%%

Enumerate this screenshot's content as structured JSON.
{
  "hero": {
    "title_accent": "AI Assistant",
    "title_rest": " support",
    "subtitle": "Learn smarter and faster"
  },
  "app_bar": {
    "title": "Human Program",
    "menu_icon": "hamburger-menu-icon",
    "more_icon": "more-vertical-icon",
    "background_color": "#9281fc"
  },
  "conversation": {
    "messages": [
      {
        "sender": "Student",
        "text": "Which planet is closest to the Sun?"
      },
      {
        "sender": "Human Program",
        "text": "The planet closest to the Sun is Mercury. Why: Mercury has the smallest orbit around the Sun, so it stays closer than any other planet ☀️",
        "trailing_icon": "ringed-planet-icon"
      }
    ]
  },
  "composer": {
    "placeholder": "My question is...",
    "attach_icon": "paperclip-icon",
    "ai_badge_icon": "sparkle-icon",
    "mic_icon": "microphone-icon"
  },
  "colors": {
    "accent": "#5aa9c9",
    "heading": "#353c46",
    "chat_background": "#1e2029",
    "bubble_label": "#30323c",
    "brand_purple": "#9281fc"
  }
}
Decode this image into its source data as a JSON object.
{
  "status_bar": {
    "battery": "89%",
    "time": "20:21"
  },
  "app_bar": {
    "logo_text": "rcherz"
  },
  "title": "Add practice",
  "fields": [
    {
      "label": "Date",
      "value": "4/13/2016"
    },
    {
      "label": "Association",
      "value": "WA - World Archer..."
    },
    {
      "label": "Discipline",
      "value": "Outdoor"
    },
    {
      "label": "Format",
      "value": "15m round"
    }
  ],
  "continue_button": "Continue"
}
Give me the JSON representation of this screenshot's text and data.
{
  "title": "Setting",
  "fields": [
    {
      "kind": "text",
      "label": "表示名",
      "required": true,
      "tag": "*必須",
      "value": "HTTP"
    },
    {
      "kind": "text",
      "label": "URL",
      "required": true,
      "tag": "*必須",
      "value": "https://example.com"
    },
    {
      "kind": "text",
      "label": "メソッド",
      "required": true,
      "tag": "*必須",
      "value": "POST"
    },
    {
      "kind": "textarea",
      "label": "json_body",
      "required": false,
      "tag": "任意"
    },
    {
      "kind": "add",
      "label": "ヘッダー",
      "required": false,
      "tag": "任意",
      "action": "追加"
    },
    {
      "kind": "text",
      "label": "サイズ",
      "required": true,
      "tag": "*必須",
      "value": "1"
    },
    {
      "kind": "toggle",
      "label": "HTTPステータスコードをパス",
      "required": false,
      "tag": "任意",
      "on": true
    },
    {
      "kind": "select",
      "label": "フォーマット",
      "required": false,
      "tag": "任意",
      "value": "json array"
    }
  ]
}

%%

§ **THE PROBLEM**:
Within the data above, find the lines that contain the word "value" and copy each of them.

§ **EXPECTED ANSWER**:
      "value": "4/13/2016"
      "value": "WA - World Archer..."
      "value": "Outdoor"
      "value": "15m round"
      "value": "HTTP"
      "value": "https://example.com"
      "value": "POST"
      "value": "1"
      "value": "json array"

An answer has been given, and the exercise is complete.